◆ Task data ◆

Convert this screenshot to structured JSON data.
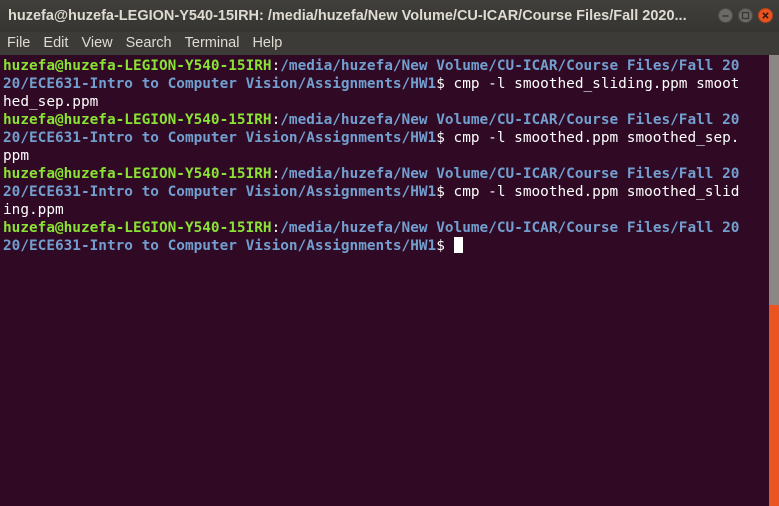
{
  "window": {
    "title": "huzefa@huzefa-LEGION-Y540-15IRH: /media/huzefa/New Volume/CU-ICAR/Course Files/Fall 2020..."
  },
  "menu": {
    "items": [
      "File",
      "Edit",
      "View",
      "Search",
      "Terminal",
      "Help"
    ]
  },
  "colors": {
    "background": "#300a24",
    "prompt_user": "#8ae234",
    "prompt_path": "#729fcf",
    "close_button": "#e95420"
  },
  "terminal": {
    "blocks": [
      {
        "l1_user": "huzefa@huzefa-LEGION-Y540-15IRH",
        "l1_colon": ":",
        "l1_path": "/media/huzefa/New Volume/CU-ICAR/Course Files/Fall 20",
        "l2_path": "20/ECE631-Intro to Computer Vision/Assignments/HW1",
        "l2_cmd": "$ cmp -l smoothed_sliding.ppm smoot",
        "l3_cmd": "hed_sep.ppm"
      },
      {
        "l1_user": "huzefa@huzefa-LEGION-Y540-15IRH",
        "l1_colon": ":",
        "l1_path": "/media/huzefa/New Volume/CU-ICAR/Course Files/Fall 20",
        "l2_path": "20/ECE631-Intro to Computer Vision/Assignments/HW1",
        "l2_cmd": "$ cmp -l smoothed.ppm smoothed_sep.",
        "l3_cmd": "ppm"
      },
      {
        "l1_user": "huzefa@huzefa-LEGION-Y540-15IRH",
        "l1_colon": ":",
        "l1_path": "/media/huzefa/New Volume/CU-ICAR/Course Files/Fall 20",
        "l2_path": "20/ECE631-Intro to Computer Vision/Assignments/HW1",
        "l2_cmd": "$ cmp -l smoothed.ppm smoothed_slid",
        "l3_cmd": "ing.ppm"
      },
      {
        "l1_user": "huzefa@huzefa-LEGION-Y540-15IRH",
        "l1_colon": ":",
        "l1_path": "/media/huzefa/New Volume/CU-ICAR/Course Files/Fall 20",
        "l2_path": "20/ECE631-Intro to Computer Vision/Assignments/HW1",
        "l2_cmd": "$ "
      }
    ]
  }
}
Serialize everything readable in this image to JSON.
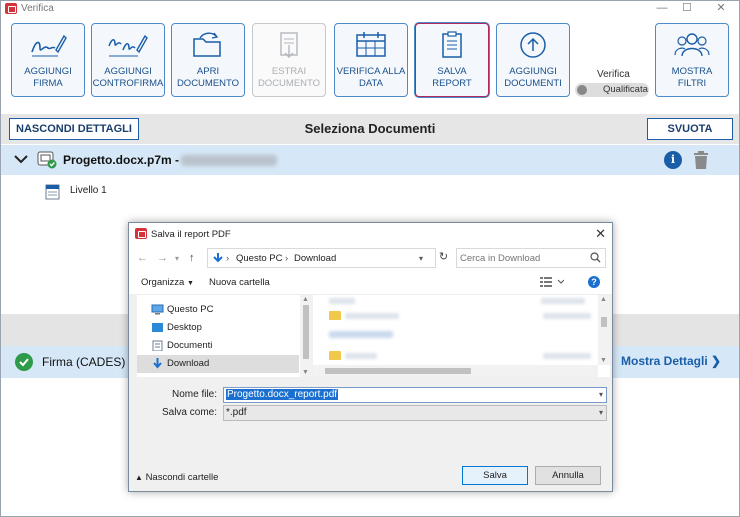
{
  "window": {
    "title": "Verifica",
    "controls": [
      "—",
      "☐",
      "✕"
    ]
  },
  "toolbar": {
    "buttons": [
      {
        "label_1": "AGGIUNGI",
        "label_2": "FIRMA",
        "icon": "signature-pen-icon"
      },
      {
        "label_1": "AGGIUNGI",
        "label_2": "CONTROFIRMA",
        "icon": "countersignature-icon"
      },
      {
        "label_1": "APRI",
        "label_2": "DOCUMENTO",
        "icon": "open-folder-icon"
      },
      {
        "label_1": "ESTRAI",
        "label_2": "DOCUMENTO",
        "icon": "extract-document-icon",
        "disabled": true
      },
      {
        "label_1": "VERIFICA ALLA",
        "label_2": "DATA",
        "icon": "calendar-icon"
      },
      {
        "label_1": "SALVA",
        "label_2": "REPORT",
        "icon": "report-icon",
        "active": true
      },
      {
        "label_1": "AGGIUNGI",
        "label_2": "DOCUMENTI",
        "icon": "upload-icon"
      },
      {
        "label_1": "MOSTRA",
        "label_2": "FILTRI",
        "icon": "users-icon"
      }
    ],
    "verifica_label": "Verifica",
    "toggle_label": "Qualificata"
  },
  "section": {
    "hide_details": "NASCONDI DETTAGLI",
    "title": "Seleziona Documenti",
    "empty": "SVUOTA"
  },
  "document": {
    "name": "Progetto.docx.p7m -"
  },
  "level": {
    "label": "Livello 1"
  },
  "signature": {
    "label": "Firma (CADES) :",
    "details": "Mostra Dettagli"
  },
  "dialog": {
    "title": "Salva il report PDF",
    "breadcrumb": [
      "Questo PC",
      "Download"
    ],
    "search_placeholder": "Cerca in Download",
    "organize": "Organizza",
    "new_folder": "Nuova cartella",
    "tree": [
      {
        "label": "Questo PC",
        "icon": "computer-icon"
      },
      {
        "label": "Desktop",
        "icon": "desktop-icon"
      },
      {
        "label": "Documenti",
        "icon": "documents-icon"
      },
      {
        "label": "Download",
        "icon": "download-icon",
        "selected": true
      }
    ],
    "file_name_label": "Nome file:",
    "file_name_value": "Progetto.docx_report.pdf",
    "save_as_label": "Salva come:",
    "save_as_value": "*.pdf",
    "hide_folders": "Nascondi cartelle",
    "save_button": "Salva",
    "cancel_button": "Annulla"
  }
}
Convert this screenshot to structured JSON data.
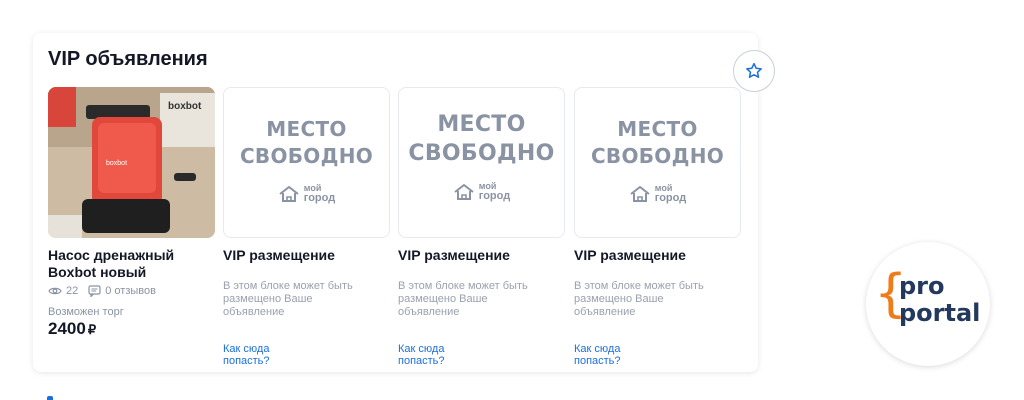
{
  "section": {
    "title": "VIP объявления"
  },
  "colors": {
    "accent": "#1a6fdc",
    "brand_orange": "#f07b1a",
    "brand_navy": "#23395e",
    "muted": "#8a93a3"
  },
  "listing": {
    "title": "Насос дренажный Boxbot новый",
    "views": "22",
    "reviews": "0 отзывов",
    "bargain": "Возможен торг",
    "price": "2400",
    "currency": "₽",
    "icons": {
      "views": "eye-icon",
      "reviews": "comment-icon"
    }
  },
  "vip_slots": [
    {
      "placeholder_line1": "МЕСТО",
      "placeholder_line2": "СВОБОДНО",
      "logo_line1": "мой",
      "logo_line2": "город",
      "title": "VIP размещение",
      "description": "В этом блоке может быть размещено Ваше объявление",
      "link": "Как сюда попасть?"
    },
    {
      "placeholder_line1": "МЕСТО",
      "placeholder_line2": "СВОБОДНО",
      "logo_line1": "мой",
      "logo_line2": "город",
      "title": "VIP размещение",
      "description": "В этом блоке может быть размещено Ваше объявление",
      "link": "Как сюда попасть?"
    },
    {
      "placeholder_line1": "МЕСТО",
      "placeholder_line2": "СВОБОДНО",
      "logo_line1": "мой",
      "logo_line2": "город",
      "title": "VIP размещение",
      "description": "В этом блоке может быть размещено Ваше объявление",
      "link": "Как сюда попасть?"
    }
  ],
  "badge": {
    "line1": "pro",
    "line2": "portal",
    "brace": "{"
  },
  "photo_label": "boxbot",
  "favorite_icon": "star-icon"
}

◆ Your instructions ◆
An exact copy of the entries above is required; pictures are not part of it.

◆ Solution to this exercise ◆
Convert this screenshot to structured JSON data.
{
  "window": {
    "title": "huzefa@huzefa-LEGION-Y540-15IRH: /media/huzefa/New Volume/CU-ICAR/Course Files/Fall 2020..."
  },
  "menu": {
    "items": [
      "File",
      "Edit",
      "View",
      "Search",
      "Terminal",
      "Help"
    ]
  },
  "colors": {
    "background": "#300a24",
    "prompt_user": "#8ae234",
    "prompt_path": "#729fcf",
    "close_button": "#e95420"
  },
  "terminal": {
    "blocks": [
      {
        "l1_user": "huzefa@huzefa-LEGION-Y540-15IRH",
        "l1_colon": ":",
        "l1_path": "/media/huzefa/New Volume/CU-ICAR/Course Files/Fall 20",
        "l2_path": "20/ECE631-Intro to Computer Vision/Assignments/HW1",
        "l2_cmd": "$ cmp -l smoothed_sliding.ppm smoot",
        "l3_cmd": "hed_sep.ppm"
      },
      {
        "l1_user": "huzefa@huzefa-LEGION-Y540-15IRH",
        "l1_colon": ":",
        "l1_path": "/media/huzefa/New Volume/CU-ICAR/Course Files/Fall 20",
        "l2_path": "20/ECE631-Intro to Computer Vision/Assignments/HW1",
        "l2_cmd": "$ cmp -l smoothed.ppm smoothed_sep.",
        "l3_cmd": "ppm"
      },
      {
        "l1_user": "huzefa@huzefa-LEGION-Y540-15IRH",
        "l1_colon": ":",
        "l1_path": "/media/huzefa/New Volume/CU-ICAR/Course Files/Fall 20",
        "l2_path": "20/ECE631-Intro to Computer Vision/Assignments/HW1",
        "l2_cmd": "$ cmp -l smoothed.ppm smoothed_slid",
        "l3_cmd": "ing.ppm"
      },
      {
        "l1_user": "huzefa@huzefa-LEGION-Y540-15IRH",
        "l1_colon": ":",
        "l1_path": "/media/huzefa/New Volume/CU-ICAR/Course Files/Fall 20",
        "l2_path": "20/ECE631-Intro to Computer Vision/Assignments/HW1",
        "l2_cmd": "$ "
      }
    ]
  }
}
Serialize everything readable in this image to JSON.
{
  "window": {
    "title": "Verifica",
    "controls": [
      "—",
      "☐",
      "✕"
    ]
  },
  "toolbar": {
    "buttons": [
      {
        "label_1": "AGGIUNGI",
        "label_2": "FIRMA",
        "icon": "signature-pen-icon"
      },
      {
        "label_1": "AGGIUNGI",
        "label_2": "CONTROFIRMA",
        "icon": "countersignature-icon"
      },
      {
        "label_1": "APRI",
        "label_2": "DOCUMENTO",
        "icon": "open-folder-icon"
      },
      {
        "label_1": "ESTRAI",
        "label_2": "DOCUMENTO",
        "icon": "extract-document-icon",
        "disabled": true
      },
      {
        "label_1": "VERIFICA ALLA",
        "label_2": "DATA",
        "icon": "calendar-icon"
      },
      {
        "label_1": "SALVA",
        "label_2": "REPORT",
        "icon": "report-icon",
        "active": true
      },
      {
        "label_1": "AGGIUNGI",
        "label_2": "DOCUMENTI",
        "icon": "upload-icon"
      },
      {
        "label_1": "MOSTRA",
        "label_2": "FILTRI",
        "icon": "users-icon"
      }
    ],
    "verifica_label": "Verifica",
    "toggle_label": "Qualificata"
  },
  "section": {
    "hide_details": "NASCONDI DETTAGLI",
    "title": "Seleziona Documenti",
    "empty": "SVUOTA"
  },
  "document": {
    "name": "Progetto.docx.p7m -"
  },
  "level": {
    "label": "Livello 1"
  },
  "signature": {
    "label": "Firma (CADES) :",
    "details": "Mostra Dettagli"
  },
  "dialog": {
    "title": "Salva il report PDF",
    "breadcrumb": [
      "Questo PC",
      "Download"
    ],
    "search_placeholder": "Cerca in Download",
    "organize": "Organizza",
    "new_folder": "Nuova cartella",
    "tree": [
      {
        "label": "Questo PC",
        "icon": "computer-icon"
      },
      {
        "label": "Desktop",
        "icon": "desktop-icon"
      },
      {
        "label": "Documenti",
        "icon": "documents-icon"
      },
      {
        "label": "Download",
        "icon": "download-icon",
        "selected": true
      }
    ],
    "file_name_label": "Nome file:",
    "file_name_value": "Progetto.docx_report.pdf",
    "save_as_label": "Salva come:",
    "save_as_value": "*.pdf",
    "hide_folders": "Nascondi cartelle",
    "save_button": "Salva",
    "cancel_button": "Annulla"
  }
}
Convert this screenshot to structured JSON data.
{
  "section": {
    "title": "VIP объявления"
  },
  "colors": {
    "accent": "#1a6fdc",
    "brand_orange": "#f07b1a",
    "brand_navy": "#23395e",
    "muted": "#8a93a3"
  },
  "listing": {
    "title": "Насос дренажный Boxbot новый",
    "views": "22",
    "reviews": "0 отзывов",
    "bargain": "Возможен торг",
    "price": "2400",
    "currency": "₽",
    "icons": {
      "views": "eye-icon",
      "reviews": "comment-icon"
    }
  },
  "vip_slots": [
    {
      "placeholder_line1": "МЕСТО",
      "placeholder_line2": "СВОБОДНО",
      "logo_line1": "мой",
      "logo_line2": "город",
      "title": "VIP размещение",
      "description": "В этом блоке может быть размещено Ваше объявление",
      "link": "Как сюда попасть?"
    },
    {
      "placeholder_line1": "МЕСТО",
      "placeholder_line2": "СВОБОДНО",
      "logo_line1": "мой",
      "logo_line2": "город",
      "title": "VIP размещение",
      "description": "В этом блоке может быть размещено Ваше объявление",
      "link": "Как сюда попасть?"
    },
    {
      "placeholder_line1": "МЕСТО",
      "placeholder_line2": "СВОБОДНО",
      "logo_line1": "мой",
      "logo_line2": "город",
      "title": "VIP размещение",
      "description": "В этом блоке может быть размещено Ваше объявление",
      "link": "Как сюда попасть?"
    }
  ],
  "badge": {
    "line1": "pro",
    "line2": "portal",
    "brace": "{"
  },
  "photo_label": "boxbot",
  "favorite_icon": "star-icon"
}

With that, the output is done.